DEAR BOB: Our home mortgage has one of those escrow impound accounts for payment of the property taxes and fire insurance. We have had this loan for two years and it has been a constant source of trouble.
The lender sends us a statement once a year setting the amount we must pay into the account. The form is so complicated neither my husband nor I can understand it. But the amount seemed reasonable, so we went along.
Then last month we received a letter stating there is a $562.34 deficit in our account that the lender wants us to pay immediately. But there is no way we can pay that amount all at once. Since the lender was doing the calculations, how can they be so wrong and what should we do? -- Paula W.
DEAR PAULA: Escrow impound accounts are rip-offs imposed on mortgage borrowers by lenders whohave no valid excuse for demanding lump-sum payments of account deficits caused by the lender.
Write to the lender explaining you can't pay that and you want to spread the repayment out over the next year. Be sure to emphasize the deficit was caused by the lender's error in miscalculating the escrow impound account monthly payment.
Unless you have a VA, FHA or private mortgage insurance mortgage, which require escrow impound accounts, it may be possible to cancel your escrow impound account. Many lenders will gladly do so even though these very profitable accounts are major headaches for lenders because of problems like yours.
If you have a conventional mortgage that does not require such an account, you may be able to cancel the account and pay your property taxes and fire insurance premiums directly.
DEAR BOB: Along with our monthly checking account statement, our bank sent us a simple application for a home equity loan. The bank will waive all fees for customers who set up a home equity loan account.
The bank will lend up to 80 percent of the home's value, minus the first mortgage balance. In our situation, that would mean a home equity credit line of almost $200,000 that will cost us nothing unless we borrow money by simply writing a check. This sounds too good to be true. What's the catch? -- Oscar W.
DEAR OSCAR: Read the fine print carefully. I presume this is an adjustable-rate home equity credit line. Be sure you understand the terms. The bank knows the chances are that sooner or later you will use all or part of that credit line and the bank will then profit from your borrowing.

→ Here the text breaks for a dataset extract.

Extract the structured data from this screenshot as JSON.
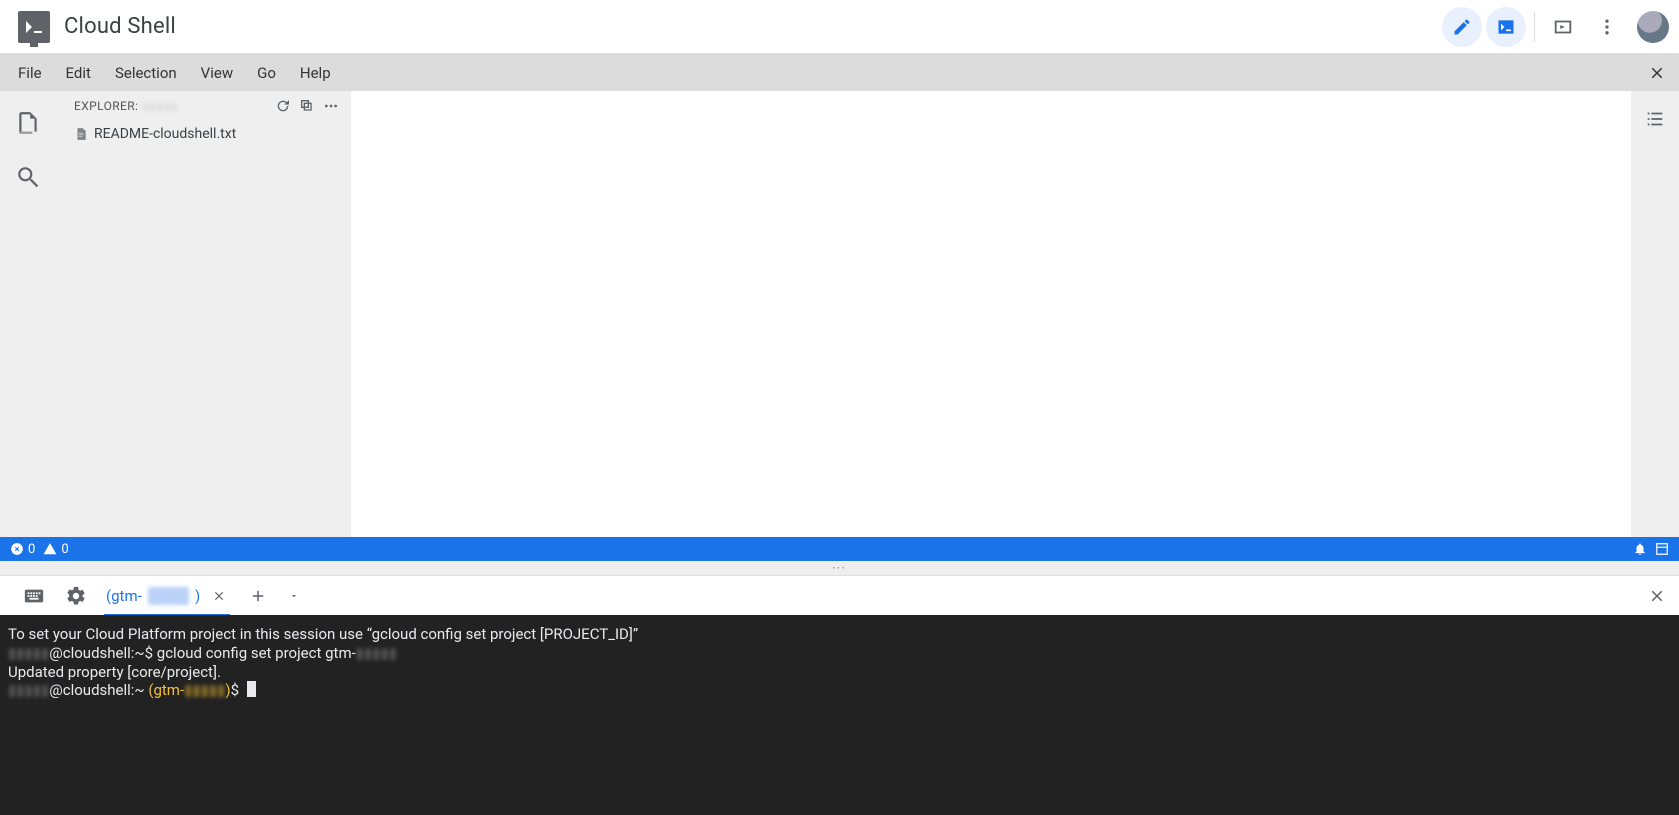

I suggest you take the free home equity credit line. The time to borrow money is when you don't need it. If an emergency or an investment opportunity comes along, then you will be prepared.
DEAR BOB: We offered to buy a home and after haggling back and forth we finally reached agreement on the price and terms. One of the conditions we insisted on was getting a new mortgage for 80 percent of the sales price.

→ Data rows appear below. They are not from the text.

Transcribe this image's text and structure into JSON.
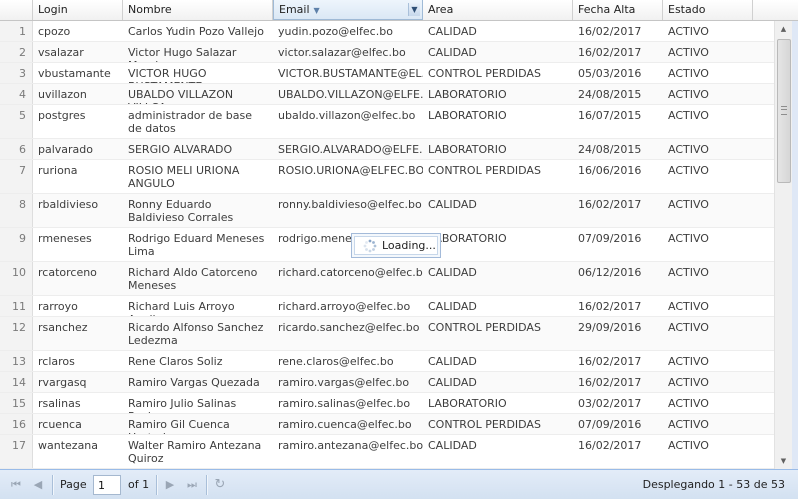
{
  "columns": {
    "login": "Login",
    "nombre": "Nombre",
    "email": "Email",
    "area": "Area",
    "fecha_alta": "Fecha Alta",
    "estado": "Estado"
  },
  "rows": [
    {
      "n": "1",
      "login": "cpozo",
      "nombre": "Carlos Yudin Pozo Vallejo",
      "email": "yudin.pozo@elfec.bo",
      "area": "CALIDAD",
      "fecha": "16/02/2017",
      "estado": "ACTIVO"
    },
    {
      "n": "2",
      "login": "vsalazar",
      "nombre": "Victor Hugo Salazar Mendez",
      "email": "victor.salazar@elfec.bo",
      "area": "CALIDAD",
      "fecha": "16/02/2017",
      "estado": "ACTIVO"
    },
    {
      "n": "3",
      "login": "vbustamante",
      "nombre": "VICTOR HUGO BUSTAMENTE",
      "email": "VICTOR.BUSTAMANTE@EL...",
      "area": "CONTROL PERDIDAS",
      "fecha": "05/03/2016",
      "estado": "ACTIVO"
    },
    {
      "n": "4",
      "login": "uvillazon",
      "nombre": "UBALDO VILLAZON VILLCA",
      "email": "UBALDO.VILLAZON@ELFE...",
      "area": "LABORATORIO",
      "fecha": "24/08/2015",
      "estado": "ACTIVO"
    },
    {
      "n": "5",
      "login": "postgres",
      "nombre": "administrador de base de datos",
      "email": "ubaldo.villazon@elfec.bo",
      "area": "LABORATORIO",
      "fecha": "16/07/2015",
      "estado": "ACTIVO"
    },
    {
      "n": "6",
      "login": "palvarado",
      "nombre": "SERGIO ALVARADO",
      "email": "SERGIO.ALVARADO@ELFE...",
      "area": "LABORATORIO",
      "fecha": "24/08/2015",
      "estado": "ACTIVO"
    },
    {
      "n": "7",
      "login": "ruriona",
      "nombre": "ROSIO MELI URIONA ANGULO",
      "email": "ROSIO.URIONA@ELFEC.BO",
      "area": "CONTROL PERDIDAS",
      "fecha": "16/06/2016",
      "estado": "ACTIVO"
    },
    {
      "n": "8",
      "login": "rbaldivieso",
      "nombre": "Ronny Eduardo Baldivieso Corrales",
      "email": "ronny.baldivieso@elfec.bo",
      "area": "CALIDAD",
      "fecha": "16/02/2017",
      "estado": "ACTIVO"
    },
    {
      "n": "9",
      "login": "rmeneses",
      "nombre": "Rodrigo Eduard Meneses Lima",
      "email": "rodrigo.menese...",
      "area": "LABORATORIO",
      "fecha": "07/09/2016",
      "estado": "ACTIVO"
    },
    {
      "n": "10",
      "login": "rcatorceno",
      "nombre": "Richard Aldo Catorceno Meneses",
      "email": "richard.catorceno@elfec.bo",
      "area": "CALIDAD",
      "fecha": "06/12/2016",
      "estado": "ACTIVO"
    },
    {
      "n": "11",
      "login": "rarroyo",
      "nombre": "Richard Luis Arroyo Aguilar",
      "email": "richard.arroyo@elfec.bo",
      "area": "CALIDAD",
      "fecha": "16/02/2017",
      "estado": "ACTIVO"
    },
    {
      "n": "12",
      "login": "rsanchez",
      "nombre": "Ricardo Alfonso Sanchez Ledezma",
      "email": "ricardo.sanchez@elfec.bo",
      "area": "CONTROL PERDIDAS",
      "fecha": "29/09/2016",
      "estado": "ACTIVO"
    },
    {
      "n": "13",
      "login": "rclaros",
      "nombre": "Rene Claros Soliz",
      "email": "rene.claros@elfec.bo",
      "area": "CALIDAD",
      "fecha": "16/02/2017",
      "estado": "ACTIVO"
    },
    {
      "n": "14",
      "login": "rvargasq",
      "nombre": "Ramiro Vargas Quezada",
      "email": "ramiro.vargas@elfec.bo",
      "area": "CALIDAD",
      "fecha": "16/02/2017",
      "estado": "ACTIVO"
    },
    {
      "n": "15",
      "login": "rsalinas",
      "nombre": "Ramiro Julio Salinas Rocha",
      "email": "ramiro.salinas@elfec.bo",
      "area": "LABORATORIO",
      "fecha": "03/02/2017",
      "estado": "ACTIVO"
    },
    {
      "n": "16",
      "login": "rcuenca",
      "nombre": "Ramiro Gil Cuenca Hurtado",
      "email": "ramiro.cuenca@elfec.bo",
      "area": "CONTROL PERDIDAS",
      "fecha": "07/09/2016",
      "estado": "ACTIVO"
    },
    {
      "n": "17",
      "login": "wantezana",
      "nombre": "Walter Ramiro Antezana Quiroz",
      "email": "ramiro.antezana@elfec.bo",
      "area": "CALIDAD",
      "fecha": "16/02/2017",
      "estado": "ACTIVO"
    }
  ],
  "loading": {
    "text": "Loading..."
  },
  "paging": {
    "page_label": "Page",
    "page_value": "1",
    "of_label": "of 1",
    "display_text": "Desplegando 1 - 53 de 53"
  },
  "icons": {
    "first": "first-page-icon",
    "prev": "prev-page-icon",
    "next": "next-page-icon",
    "last": "last-page-icon",
    "refresh": "refresh-icon"
  }
}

However, our agent has been unable to find us a mortgage for more than 75 percent of the price. We have had the house appraised by three lenders, but none will reveal their valuation to us. Do you think we paid too much? -- Richard W.
DEAR RICHARD: Perhaps. You should be thankful you put that contingency clause in your purchase offer. If the loan you want can't be obtained, you can cancel the sale and get your earnest money refunded.
But before you do that, I suggest you talk with the lenders to learn why they don't want to make you a loan for more than about 75 percent of the sales price. Perhaps the lenders think you paid too much. Or maybe your income is not sufficient to qualify for a larger loan. Be grateful for those free mortgage appraisals that might have saved you from making a costly mistake.
DEAR BOB: We made a $1,500 earnest money deposit to buy a house. The real estate agent is holding our deposit. Then my wife lost her job because of cutbacks at her company. Her prospects of finding a similar high-paying job are not very good.
I notified the agent to cancel the sale and refund our $1,500. But she refuses because, she says, the seller won't refund our money. What can we do to get our money back? -- Thomas K.
DEAR THOMAS: It sounds like you breached your contract to buy the house. Just because your wife lost her job doesn't make it impossible for you to buy the home.
Unless your purchase contract limits the seller's damages, called a liquidated damages clause, the seller might even sue you for damages caused by your breach of contract. For details, consult a local real estate attorney.
Readers with questions should write Robert J. Bruss directly at P.O. Box 280038, San Francisco, Calif. 94101.